__TASK DESCRIPTION__. Please work out how many lines in the data below contain "true", and reply with that number alone.

__WORKING DATA__.

*** Block opens ***

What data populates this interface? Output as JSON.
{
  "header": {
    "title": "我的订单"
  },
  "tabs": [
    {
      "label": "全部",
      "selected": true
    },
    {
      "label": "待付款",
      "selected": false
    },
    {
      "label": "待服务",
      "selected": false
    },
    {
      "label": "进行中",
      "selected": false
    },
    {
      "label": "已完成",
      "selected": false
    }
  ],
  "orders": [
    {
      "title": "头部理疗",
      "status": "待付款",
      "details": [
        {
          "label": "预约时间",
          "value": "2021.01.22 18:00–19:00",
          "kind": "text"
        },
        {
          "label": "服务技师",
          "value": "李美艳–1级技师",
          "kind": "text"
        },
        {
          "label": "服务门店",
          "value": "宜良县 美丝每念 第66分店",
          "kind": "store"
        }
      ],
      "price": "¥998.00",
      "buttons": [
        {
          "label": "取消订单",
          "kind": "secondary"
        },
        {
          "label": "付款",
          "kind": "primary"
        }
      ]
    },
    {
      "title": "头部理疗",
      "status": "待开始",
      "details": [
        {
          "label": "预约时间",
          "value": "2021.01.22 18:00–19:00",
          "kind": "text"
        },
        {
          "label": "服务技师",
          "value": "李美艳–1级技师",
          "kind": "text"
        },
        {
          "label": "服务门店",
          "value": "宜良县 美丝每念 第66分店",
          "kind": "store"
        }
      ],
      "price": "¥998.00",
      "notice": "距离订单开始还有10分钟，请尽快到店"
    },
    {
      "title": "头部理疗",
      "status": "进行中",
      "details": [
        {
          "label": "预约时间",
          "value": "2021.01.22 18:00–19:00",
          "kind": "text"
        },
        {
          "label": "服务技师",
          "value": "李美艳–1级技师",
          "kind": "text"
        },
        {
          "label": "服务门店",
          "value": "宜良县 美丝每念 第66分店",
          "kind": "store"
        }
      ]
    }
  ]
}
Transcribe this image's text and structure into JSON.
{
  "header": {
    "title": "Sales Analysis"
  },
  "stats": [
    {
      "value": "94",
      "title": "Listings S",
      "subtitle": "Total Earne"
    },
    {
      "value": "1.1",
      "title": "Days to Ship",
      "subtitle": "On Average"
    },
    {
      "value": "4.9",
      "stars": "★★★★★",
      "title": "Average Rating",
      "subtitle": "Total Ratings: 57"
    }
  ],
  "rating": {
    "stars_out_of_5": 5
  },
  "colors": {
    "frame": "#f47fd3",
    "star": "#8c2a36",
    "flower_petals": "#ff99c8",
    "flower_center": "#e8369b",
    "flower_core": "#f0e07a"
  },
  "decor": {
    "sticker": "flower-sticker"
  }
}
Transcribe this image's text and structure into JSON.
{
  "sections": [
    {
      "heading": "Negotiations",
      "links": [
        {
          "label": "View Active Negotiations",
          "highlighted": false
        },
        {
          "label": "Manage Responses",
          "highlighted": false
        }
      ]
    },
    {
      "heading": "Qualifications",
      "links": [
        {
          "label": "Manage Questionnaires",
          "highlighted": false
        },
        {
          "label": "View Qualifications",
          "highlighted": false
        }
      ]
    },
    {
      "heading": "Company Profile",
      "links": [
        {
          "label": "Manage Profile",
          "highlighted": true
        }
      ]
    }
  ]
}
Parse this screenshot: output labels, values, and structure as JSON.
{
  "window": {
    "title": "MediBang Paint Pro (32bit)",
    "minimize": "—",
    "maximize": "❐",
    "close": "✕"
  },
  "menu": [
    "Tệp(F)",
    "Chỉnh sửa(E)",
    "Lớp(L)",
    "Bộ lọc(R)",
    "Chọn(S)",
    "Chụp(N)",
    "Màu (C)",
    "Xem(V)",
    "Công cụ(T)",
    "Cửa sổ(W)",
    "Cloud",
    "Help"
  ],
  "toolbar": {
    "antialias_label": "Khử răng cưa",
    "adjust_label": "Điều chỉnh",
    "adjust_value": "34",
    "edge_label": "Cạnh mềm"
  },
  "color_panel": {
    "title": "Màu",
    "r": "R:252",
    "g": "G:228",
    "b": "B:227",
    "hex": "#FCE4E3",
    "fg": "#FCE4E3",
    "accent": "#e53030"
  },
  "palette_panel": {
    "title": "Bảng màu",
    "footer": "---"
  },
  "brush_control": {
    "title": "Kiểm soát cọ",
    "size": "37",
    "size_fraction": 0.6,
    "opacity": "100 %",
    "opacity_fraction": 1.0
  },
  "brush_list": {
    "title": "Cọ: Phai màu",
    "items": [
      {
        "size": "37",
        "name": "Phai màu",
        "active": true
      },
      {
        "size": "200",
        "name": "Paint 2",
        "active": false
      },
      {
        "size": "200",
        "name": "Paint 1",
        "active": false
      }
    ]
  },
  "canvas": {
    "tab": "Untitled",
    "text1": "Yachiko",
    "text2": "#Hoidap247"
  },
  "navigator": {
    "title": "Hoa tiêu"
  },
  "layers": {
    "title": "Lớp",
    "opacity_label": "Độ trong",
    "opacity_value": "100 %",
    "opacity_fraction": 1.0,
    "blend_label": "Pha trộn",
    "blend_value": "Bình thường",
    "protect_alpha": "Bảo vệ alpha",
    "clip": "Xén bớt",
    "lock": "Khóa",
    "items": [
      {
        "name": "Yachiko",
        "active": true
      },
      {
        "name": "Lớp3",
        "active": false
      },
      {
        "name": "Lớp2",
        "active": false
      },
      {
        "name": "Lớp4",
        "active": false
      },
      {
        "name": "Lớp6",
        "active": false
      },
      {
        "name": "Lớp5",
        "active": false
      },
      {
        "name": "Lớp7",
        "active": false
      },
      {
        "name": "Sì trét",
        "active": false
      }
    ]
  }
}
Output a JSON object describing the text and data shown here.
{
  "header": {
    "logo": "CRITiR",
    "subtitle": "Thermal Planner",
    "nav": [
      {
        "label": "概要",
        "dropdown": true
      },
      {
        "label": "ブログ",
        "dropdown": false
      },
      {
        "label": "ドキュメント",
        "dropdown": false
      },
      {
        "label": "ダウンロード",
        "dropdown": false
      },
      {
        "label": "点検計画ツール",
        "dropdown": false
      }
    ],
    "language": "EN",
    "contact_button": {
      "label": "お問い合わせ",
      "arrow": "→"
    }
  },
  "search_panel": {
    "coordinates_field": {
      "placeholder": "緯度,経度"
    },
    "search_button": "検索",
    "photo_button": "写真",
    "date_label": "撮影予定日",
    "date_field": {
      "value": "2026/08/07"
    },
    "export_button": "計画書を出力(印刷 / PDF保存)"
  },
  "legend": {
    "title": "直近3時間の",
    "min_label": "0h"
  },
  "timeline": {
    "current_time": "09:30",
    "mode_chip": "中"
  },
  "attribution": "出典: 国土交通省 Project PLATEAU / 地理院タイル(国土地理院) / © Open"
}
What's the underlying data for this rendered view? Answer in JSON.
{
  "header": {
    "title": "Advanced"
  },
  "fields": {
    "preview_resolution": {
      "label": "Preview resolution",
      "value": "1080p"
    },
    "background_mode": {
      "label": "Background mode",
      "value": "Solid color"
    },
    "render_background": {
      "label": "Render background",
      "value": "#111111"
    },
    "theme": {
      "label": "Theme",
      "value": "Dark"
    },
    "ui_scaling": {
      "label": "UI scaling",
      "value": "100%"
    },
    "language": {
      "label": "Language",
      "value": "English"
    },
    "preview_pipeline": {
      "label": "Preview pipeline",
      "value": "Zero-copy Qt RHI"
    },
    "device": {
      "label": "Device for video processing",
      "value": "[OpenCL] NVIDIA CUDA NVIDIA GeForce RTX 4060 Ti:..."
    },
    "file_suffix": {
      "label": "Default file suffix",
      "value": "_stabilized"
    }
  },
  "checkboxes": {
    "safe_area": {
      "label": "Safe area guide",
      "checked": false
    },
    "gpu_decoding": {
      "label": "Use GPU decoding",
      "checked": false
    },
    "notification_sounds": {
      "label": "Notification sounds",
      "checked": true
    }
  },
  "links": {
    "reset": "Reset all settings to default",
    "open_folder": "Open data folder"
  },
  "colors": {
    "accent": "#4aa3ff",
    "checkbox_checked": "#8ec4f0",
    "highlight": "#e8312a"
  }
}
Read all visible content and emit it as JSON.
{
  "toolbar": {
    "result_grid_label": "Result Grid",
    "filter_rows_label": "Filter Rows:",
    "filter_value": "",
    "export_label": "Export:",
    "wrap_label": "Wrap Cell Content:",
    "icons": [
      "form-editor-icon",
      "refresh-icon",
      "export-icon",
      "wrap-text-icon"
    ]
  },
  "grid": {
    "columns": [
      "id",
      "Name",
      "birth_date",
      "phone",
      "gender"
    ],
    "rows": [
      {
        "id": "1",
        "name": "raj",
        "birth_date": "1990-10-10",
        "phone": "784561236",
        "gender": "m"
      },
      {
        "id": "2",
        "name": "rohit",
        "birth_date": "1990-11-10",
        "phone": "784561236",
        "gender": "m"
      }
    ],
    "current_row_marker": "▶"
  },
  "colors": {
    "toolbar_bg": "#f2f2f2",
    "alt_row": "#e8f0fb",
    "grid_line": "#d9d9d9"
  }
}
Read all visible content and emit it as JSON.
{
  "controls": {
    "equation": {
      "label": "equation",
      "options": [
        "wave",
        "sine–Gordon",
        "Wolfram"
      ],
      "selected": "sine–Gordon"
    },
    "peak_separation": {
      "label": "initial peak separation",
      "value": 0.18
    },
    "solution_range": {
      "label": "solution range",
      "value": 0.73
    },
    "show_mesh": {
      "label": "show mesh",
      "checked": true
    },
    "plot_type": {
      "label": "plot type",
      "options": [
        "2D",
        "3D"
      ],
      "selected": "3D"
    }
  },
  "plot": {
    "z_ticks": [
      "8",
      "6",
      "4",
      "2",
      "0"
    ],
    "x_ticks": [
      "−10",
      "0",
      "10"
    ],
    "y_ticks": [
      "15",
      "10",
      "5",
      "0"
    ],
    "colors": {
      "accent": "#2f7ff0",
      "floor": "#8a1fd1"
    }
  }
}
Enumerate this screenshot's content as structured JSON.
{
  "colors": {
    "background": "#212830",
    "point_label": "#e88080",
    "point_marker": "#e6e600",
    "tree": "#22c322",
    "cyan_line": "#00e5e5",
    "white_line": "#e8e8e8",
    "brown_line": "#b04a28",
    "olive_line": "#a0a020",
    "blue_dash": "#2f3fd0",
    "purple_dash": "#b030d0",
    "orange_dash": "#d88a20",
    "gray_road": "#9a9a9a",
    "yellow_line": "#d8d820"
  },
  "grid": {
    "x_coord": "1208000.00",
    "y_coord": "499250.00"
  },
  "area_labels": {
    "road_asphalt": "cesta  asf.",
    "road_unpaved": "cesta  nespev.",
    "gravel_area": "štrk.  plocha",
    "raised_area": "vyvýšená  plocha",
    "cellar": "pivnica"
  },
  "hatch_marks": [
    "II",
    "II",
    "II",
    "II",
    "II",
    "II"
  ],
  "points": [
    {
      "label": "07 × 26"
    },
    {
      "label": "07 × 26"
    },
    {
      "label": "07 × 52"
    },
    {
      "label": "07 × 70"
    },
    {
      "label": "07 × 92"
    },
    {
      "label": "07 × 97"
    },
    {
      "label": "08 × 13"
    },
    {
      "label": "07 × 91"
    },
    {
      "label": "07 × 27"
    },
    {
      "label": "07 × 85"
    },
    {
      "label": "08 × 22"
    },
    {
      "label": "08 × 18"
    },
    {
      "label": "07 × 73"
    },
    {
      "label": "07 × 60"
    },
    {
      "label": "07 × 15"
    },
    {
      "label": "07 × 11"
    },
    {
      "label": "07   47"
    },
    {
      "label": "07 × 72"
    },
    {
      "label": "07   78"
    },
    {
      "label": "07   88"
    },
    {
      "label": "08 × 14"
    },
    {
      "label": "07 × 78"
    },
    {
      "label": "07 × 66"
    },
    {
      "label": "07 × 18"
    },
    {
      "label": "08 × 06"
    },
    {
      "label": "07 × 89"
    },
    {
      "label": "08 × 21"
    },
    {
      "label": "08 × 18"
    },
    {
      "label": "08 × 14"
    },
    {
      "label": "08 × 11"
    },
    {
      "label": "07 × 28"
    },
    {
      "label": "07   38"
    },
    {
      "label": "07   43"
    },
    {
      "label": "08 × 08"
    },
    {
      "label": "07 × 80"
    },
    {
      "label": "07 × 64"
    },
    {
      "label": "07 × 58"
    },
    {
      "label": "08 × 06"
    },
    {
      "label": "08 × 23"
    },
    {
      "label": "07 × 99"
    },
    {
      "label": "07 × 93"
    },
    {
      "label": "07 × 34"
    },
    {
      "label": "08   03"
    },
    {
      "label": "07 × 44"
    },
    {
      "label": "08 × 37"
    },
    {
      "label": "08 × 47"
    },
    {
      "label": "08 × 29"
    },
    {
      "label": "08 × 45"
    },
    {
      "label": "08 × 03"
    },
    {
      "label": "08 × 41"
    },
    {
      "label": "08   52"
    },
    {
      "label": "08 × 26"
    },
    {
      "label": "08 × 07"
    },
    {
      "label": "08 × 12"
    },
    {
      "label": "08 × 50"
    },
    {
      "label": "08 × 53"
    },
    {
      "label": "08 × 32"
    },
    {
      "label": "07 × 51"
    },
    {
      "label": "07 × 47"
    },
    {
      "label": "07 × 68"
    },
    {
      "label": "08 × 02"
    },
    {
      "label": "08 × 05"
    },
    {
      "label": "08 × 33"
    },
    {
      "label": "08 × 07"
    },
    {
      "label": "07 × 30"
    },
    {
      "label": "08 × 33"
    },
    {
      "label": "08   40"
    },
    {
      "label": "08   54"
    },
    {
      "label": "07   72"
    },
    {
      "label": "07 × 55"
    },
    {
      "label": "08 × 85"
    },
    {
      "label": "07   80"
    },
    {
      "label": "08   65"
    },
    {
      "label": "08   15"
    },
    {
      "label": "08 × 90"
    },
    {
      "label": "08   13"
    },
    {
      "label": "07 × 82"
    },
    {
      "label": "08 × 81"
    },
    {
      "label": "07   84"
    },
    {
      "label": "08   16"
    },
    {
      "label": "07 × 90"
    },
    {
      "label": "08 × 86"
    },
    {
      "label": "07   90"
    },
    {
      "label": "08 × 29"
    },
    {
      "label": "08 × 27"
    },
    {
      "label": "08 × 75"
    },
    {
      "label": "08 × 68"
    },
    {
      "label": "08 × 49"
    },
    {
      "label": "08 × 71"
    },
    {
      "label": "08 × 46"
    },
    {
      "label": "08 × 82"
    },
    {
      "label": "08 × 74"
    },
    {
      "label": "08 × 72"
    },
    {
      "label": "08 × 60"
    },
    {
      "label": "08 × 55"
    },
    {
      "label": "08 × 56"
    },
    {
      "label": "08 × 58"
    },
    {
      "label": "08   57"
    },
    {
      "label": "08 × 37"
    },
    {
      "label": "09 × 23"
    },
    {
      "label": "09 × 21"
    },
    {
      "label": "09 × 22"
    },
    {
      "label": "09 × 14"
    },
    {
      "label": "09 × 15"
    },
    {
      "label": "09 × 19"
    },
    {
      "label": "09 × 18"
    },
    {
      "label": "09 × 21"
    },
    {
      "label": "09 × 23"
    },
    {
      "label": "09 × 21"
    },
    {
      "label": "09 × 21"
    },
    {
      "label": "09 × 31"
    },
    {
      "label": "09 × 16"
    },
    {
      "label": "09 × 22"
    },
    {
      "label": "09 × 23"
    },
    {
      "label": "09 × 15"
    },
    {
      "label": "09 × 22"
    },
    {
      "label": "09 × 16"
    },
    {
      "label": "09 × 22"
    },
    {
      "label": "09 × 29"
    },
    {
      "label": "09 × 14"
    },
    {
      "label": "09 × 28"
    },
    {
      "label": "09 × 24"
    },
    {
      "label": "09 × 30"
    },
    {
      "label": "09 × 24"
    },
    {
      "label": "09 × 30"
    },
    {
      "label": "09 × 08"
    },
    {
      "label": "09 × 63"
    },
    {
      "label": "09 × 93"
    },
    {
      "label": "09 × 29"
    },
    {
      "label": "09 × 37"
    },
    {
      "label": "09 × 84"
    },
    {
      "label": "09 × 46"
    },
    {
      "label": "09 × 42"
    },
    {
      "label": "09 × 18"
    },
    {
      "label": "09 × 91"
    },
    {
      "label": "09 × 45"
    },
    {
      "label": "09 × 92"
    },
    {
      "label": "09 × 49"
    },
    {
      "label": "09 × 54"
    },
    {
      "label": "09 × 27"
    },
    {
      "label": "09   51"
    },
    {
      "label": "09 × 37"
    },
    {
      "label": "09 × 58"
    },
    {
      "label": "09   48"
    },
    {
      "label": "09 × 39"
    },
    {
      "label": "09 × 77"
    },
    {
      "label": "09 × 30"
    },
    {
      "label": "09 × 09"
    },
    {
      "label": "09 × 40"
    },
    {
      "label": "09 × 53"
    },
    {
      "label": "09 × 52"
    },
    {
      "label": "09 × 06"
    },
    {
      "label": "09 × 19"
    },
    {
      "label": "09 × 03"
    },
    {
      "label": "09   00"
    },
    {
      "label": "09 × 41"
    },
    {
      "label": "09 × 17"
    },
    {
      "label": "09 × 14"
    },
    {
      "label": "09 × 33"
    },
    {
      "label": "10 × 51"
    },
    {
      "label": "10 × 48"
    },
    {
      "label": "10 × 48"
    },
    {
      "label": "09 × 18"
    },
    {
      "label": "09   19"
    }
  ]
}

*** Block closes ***

__SOLVED EXERCISE__. 7